The federal government’s Export Control efforts are intended to keep specified American technology out of the hands of the wrong actors (who could use it for potentially devastating purposes). The government is aggressively pursuing export control investigations against companies and individuals, and a byzantine collection of regulations further complicate an already complex business environment. Because violations implicate national security, criminal prosecutions are always in play.
On October 2, 2016, the U.S. Department of Justice (DOJ) issued new guidance regarding voluntary self-disclosures and cooperation standards in Export Control enforcement. The guidance explains what is required of companies seeking credit for voluntarily self-disclosing potential criminal conduct.
This DOJ guidance is part of the continuing trend of the DOJ to incentivize companies to “get right” with the government regarding potential criminal violations.

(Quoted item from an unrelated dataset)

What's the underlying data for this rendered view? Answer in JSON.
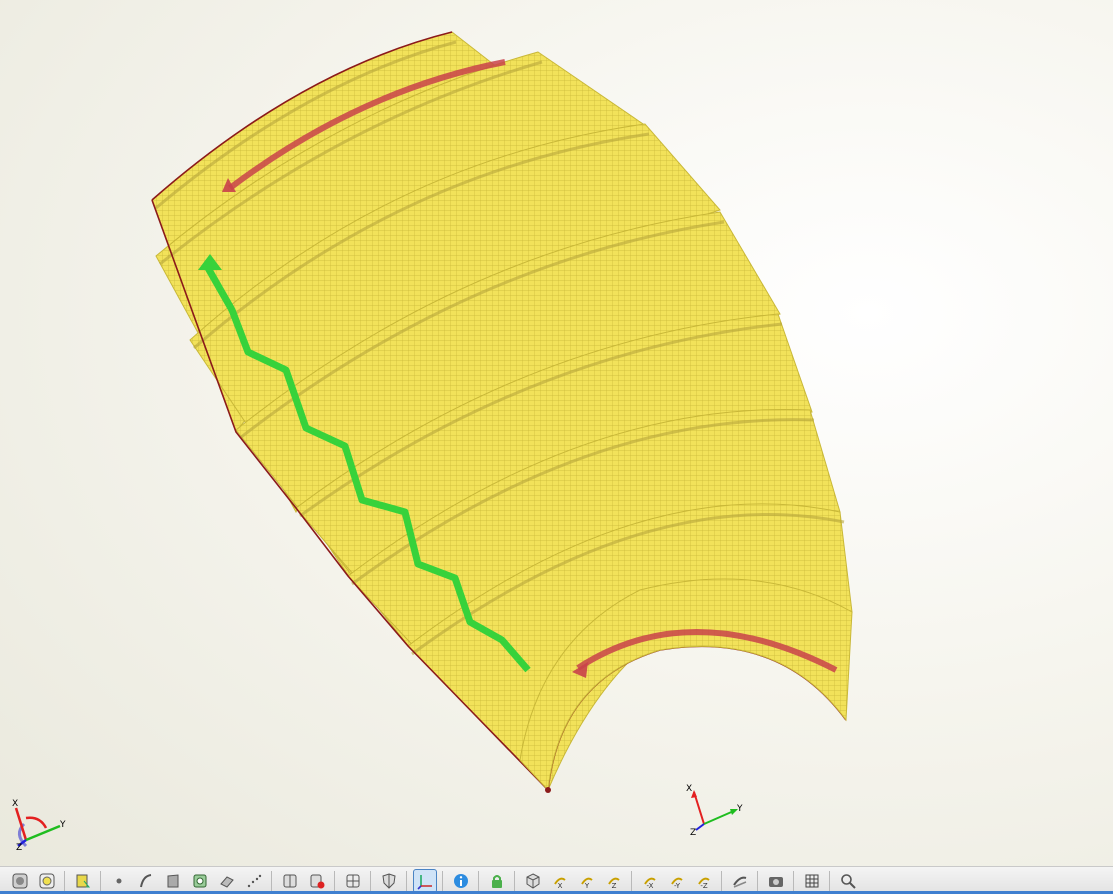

This Export Control guidance represents a subject-matter specific implementation of the DOJ’s 2015 Yates Memo, and is strikingly similar to the voluntary self-disclosure guidance supplied by the DOJ’s Foreign Corrupt Practices Act (FCPA) division earlier this year.
Along with the DOJ’s significantly increased reliance on whistleblowers—and the DOJ’s clear expression of intent to pursue criminal charges against individual employees—it is reasonable to expect additional guidance in the near future on voluntary self-disclosure from other areas of government enforcement that possess a criminal component (such as environmental enforcement).
Export Control and Voluntary Self-Disclosure
Under the new Export Control guidance, the most significant cooperation credit will be available only for companies that voluntarily self-disclose potential violations. In order for a company’s disclosure to be deemed voluntary, the disclosure must:
- be made “prior to an imminent threat of disclosure or government investigation;”
- be made “within a reasonably prompt time after becoming aware of the offense;” and
- include all relevant facts known to it, including all relevant facts about the individuals involved in any export or sanctions violation.
Thus, timing and thoroughness are essential. For a company that self-discloses, credit can include a non-prosecution agreement—the most substantial form of credit available—provided that the company fully cooperates and remediates. However, even absent initial voluntary self-disclosure, companies that both cooperate fully and appropriately remediate may still be eligible to receive significant credit, including the possibility of a deferred prosecution agreement.
What Is Full Cooperation?
To receive credit, full cooperation is required… and beauty is in the eye of the beholder (i.e. the federal prosecutor). The Export Control cooperation analysis focuses on the scope, quantity, quality and timing of cooperation based on the unique circumstances of each case. Essential steps to cooperation include: proactive mindset and execution, preservation and disclosure of all relevant documents and information (including the identities of culpable individuals), timely updates to the government regarding company internal investigation findings, and provision of company witnesses to the government upon request (obviously, subject to employee Fifth Amendment rights).
Finally, to receive credit, a company must take appropriate steps to remediate, such as implementing an effective compliance program, disciplining responsible employees and any additional steps necessary to demonstrate the company’s recognition of the seriousness of export control or sanctions violations.
In Conclusion – How Can Companies Protect Themselves?
Companies are wise to employ robust compliance policies and to proactively assess their compliance measures in order to mitigate their risk of becoming the subject of an Export Control or Sanctions investigation. For companies that discover a problem, the proactive implementation of a game plan to properly address such shortcomings will serve the company well.